WORK REQUIRED
Where in the listing does the string "EURUSD" appear? Copy every line that holds it.

MATERIAL FOR THIS EXERCISE
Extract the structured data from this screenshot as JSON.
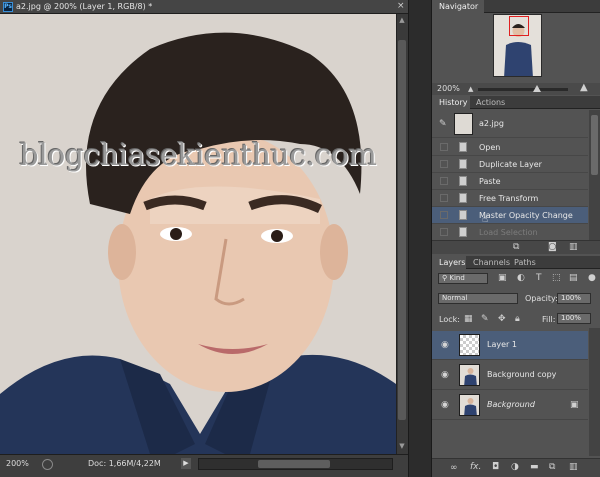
{
  "document": {
    "app_badge": "Ps",
    "title": "a2.jpg @ 200% (Layer 1, RGB/8) *",
    "close": "×",
    "zoom": "200%",
    "doc_info": "Doc: 1,66M/4,22M",
    "scroll_up": "▲",
    "scroll_down": "▼",
    "info_arrow": "▶",
    "watermark": "blogchiasekienthuc.com"
  },
  "navigator": {
    "tab": "Navigator",
    "zoom": "200%",
    "zoom_out_icon": "mountain-small-icon",
    "zoom_in_icon": "mountain-large-icon"
  },
  "history": {
    "tabs": [
      "History",
      "Actions"
    ],
    "snapshot": "a2.jpg",
    "items": [
      {
        "label": "Open",
        "state": "normal"
      },
      {
        "label": "Duplicate Layer",
        "state": "normal"
      },
      {
        "label": "Paste",
        "state": "normal"
      },
      {
        "label": "Free Transform",
        "state": "normal"
      },
      {
        "label": "Master Opacity Change",
        "state": "selected"
      },
      {
        "label": "Load Selection",
        "state": "dimmed"
      }
    ],
    "selection_color": "#4b5e7a"
  },
  "layers": {
    "tabs": [
      "Layers",
      "Channels",
      "Paths"
    ],
    "filter_kind": "Kind",
    "blend_mode": "Normal",
    "opacity_label": "Opacity:",
    "opacity_value": "100%",
    "lock_label": "Lock:",
    "fill_label": "Fill:",
    "fill_value": "100%",
    "items": [
      {
        "name": "Layer 1",
        "selected": true,
        "italic": false
      },
      {
        "name": "Background copy",
        "selected": false,
        "italic": false
      },
      {
        "name": "Background",
        "selected": false,
        "italic": true
      }
    ],
    "footer_icons": [
      "link-icon",
      "fx-icon",
      "mask-icon",
      "adjustment-icon",
      "folder-icon",
      "new-layer-icon",
      "trash-icon"
    ]
  }
}
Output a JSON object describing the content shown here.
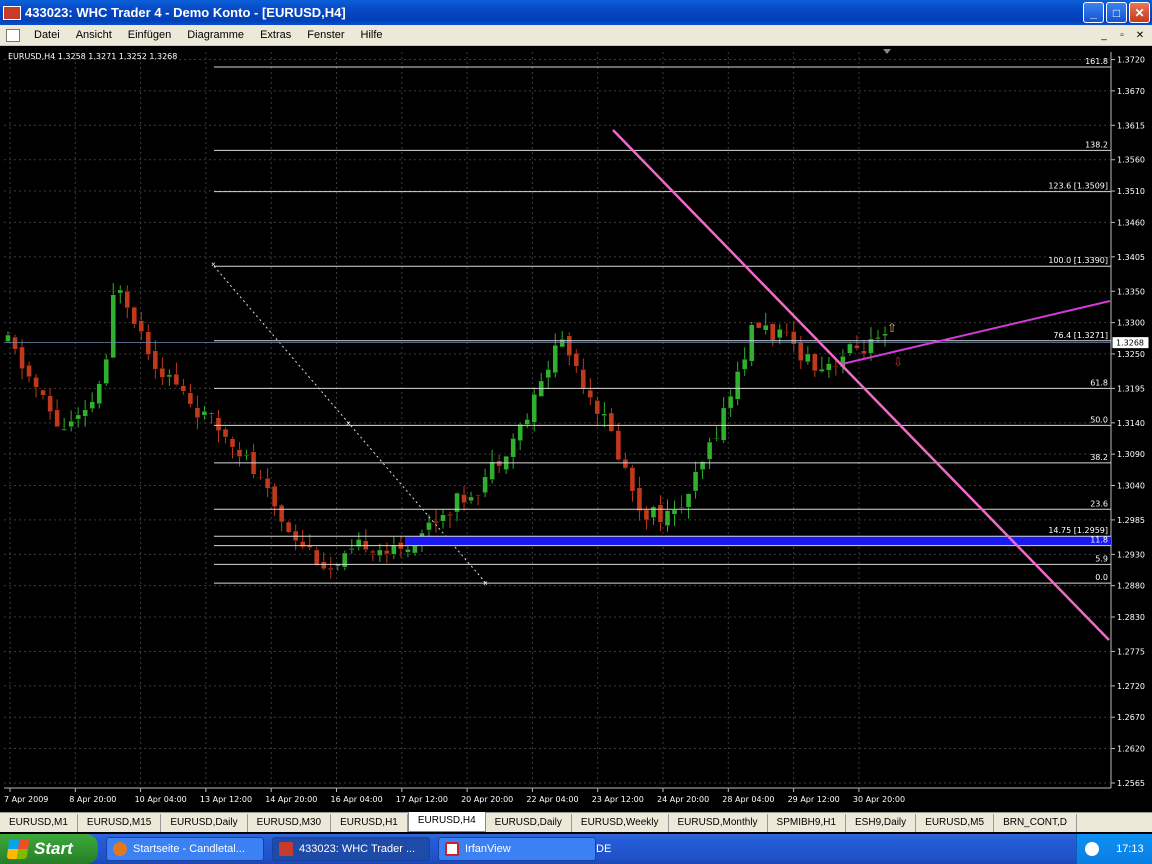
{
  "window": {
    "title": "433023: WHC Trader 4 - Demo Konto - [EURUSD,H4]",
    "minimize": "_",
    "maximize": "□",
    "close": "✕"
  },
  "menu": [
    "Datei",
    "Ansicht",
    "Einfügen",
    "Diagramme",
    "Extras",
    "Fenster",
    "Hilfe"
  ],
  "mdi_controls": [
    "_",
    "▫",
    "✕"
  ],
  "chart": {
    "info": "EURUSD,H4  1.3258 1.3271 1.3252 1.3268",
    "current_price": "1.3268",
    "price_labels": [
      "1.3720",
      "1.3670",
      "1.3615",
      "1.3560",
      "1.3510",
      "1.3460",
      "1.3405",
      "1.3350",
      "1.3300",
      "1.3250",
      "1.3195",
      "1.3140",
      "1.3090",
      "1.3040",
      "1.2985",
      "1.2930",
      "1.2880",
      "1.2830",
      "1.2775",
      "1.2720",
      "1.2670",
      "1.2620",
      "1.2565"
    ],
    "time_labels": [
      "7 Apr 2009",
      "8 Apr 20:00",
      "10 Apr 04:00",
      "13 Apr 12:00",
      "14 Apr 20:00",
      "16 Apr 04:00",
      "17 Apr 12:00",
      "20 Apr 20:00",
      "22 Apr 04:00",
      "23 Apr 12:00",
      "24 Apr 20:00",
      "28 Apr 04:00",
      "29 Apr 12:00",
      "30 Apr 20:00"
    ],
    "fib_levels": [
      {
        "label": "161.8",
        "price": 1.3708
      },
      {
        "label": "138.2",
        "price": 1.3575
      },
      {
        "label": "123.6  [1.3509]",
        "price": 1.3509
      },
      {
        "label": "100.0  [1.3390]",
        "price": 1.339
      },
      {
        "label": "76.4  [1.3271]",
        "price": 1.3271
      },
      {
        "label": "61.8",
        "price": 1.3195
      },
      {
        "label": "50.0",
        "price": 1.3136
      },
      {
        "label": "38.2",
        "price": 1.3076
      },
      {
        "label": "23.6",
        "price": 1.3002
      },
      {
        "label": "14.75  [1.2959]",
        "price": 1.2959
      },
      {
        "label": "11.8",
        "price": 1.2944
      },
      {
        "label": "5.9",
        "price": 1.2914
      },
      {
        "label": "0.0",
        "price": 1.2884
      }
    ],
    "colors": {
      "bull": "#2fb02f",
      "bear": "#c0391c",
      "grid": "#3c3c3c",
      "fib": "#d8d8d8",
      "trend_down": "#f06ac8",
      "trend_up": "#d43ad8",
      "zone": "#1a1af0"
    }
  },
  "tabs": [
    {
      "label": "EURUSD,M1"
    },
    {
      "label": "EURUSD,M15"
    },
    {
      "label": "EURUSD,Daily"
    },
    {
      "label": "EURUSD,M30"
    },
    {
      "label": "EURUSD,H1"
    },
    {
      "label": "EURUSD,H4",
      "active": true
    },
    {
      "label": "EURUSD,Daily"
    },
    {
      "label": "EURUSD,Weekly"
    },
    {
      "label": "EURUSD,Monthly"
    },
    {
      "label": "SPMIBH9,H1"
    },
    {
      "label": "ESH9,Daily"
    },
    {
      "label": "EURUSD,M5"
    },
    {
      "label": "BRN_CONT,D"
    }
  ],
  "taskbar": {
    "start": "Start",
    "tasks": [
      {
        "label": "Startseite - Candletal...",
        "color": "#e07a20"
      },
      {
        "label": "433023: WHC Trader ...",
        "color": "#c83a2a",
        "active": true
      },
      {
        "label": "IrfanView",
        "color": "#d02020"
      }
    ],
    "lang": "DE",
    "clock": "17:13"
  }
}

EXERCISE ANSWER
    "title": "433023: WHC Trader 4 - Demo Konto - [EURUSD,H4]",
    "info": "EURUSD,H4  1.3258 1.3271 1.3252 1.3268",
      "label": "EURUSD,M1"
      "label": "EURUSD,M15"
      "label": "EURUSD,Daily"
      "label": "EURUSD,M30"
      "label": "EURUSD,H1"
      "label": "EURUSD,H4",
      "label": "EURUSD,Daily"
      "label": "EURUSD,Weekly"
      "label": "EURUSD,Monthly"
      "label": "EURUSD,M5"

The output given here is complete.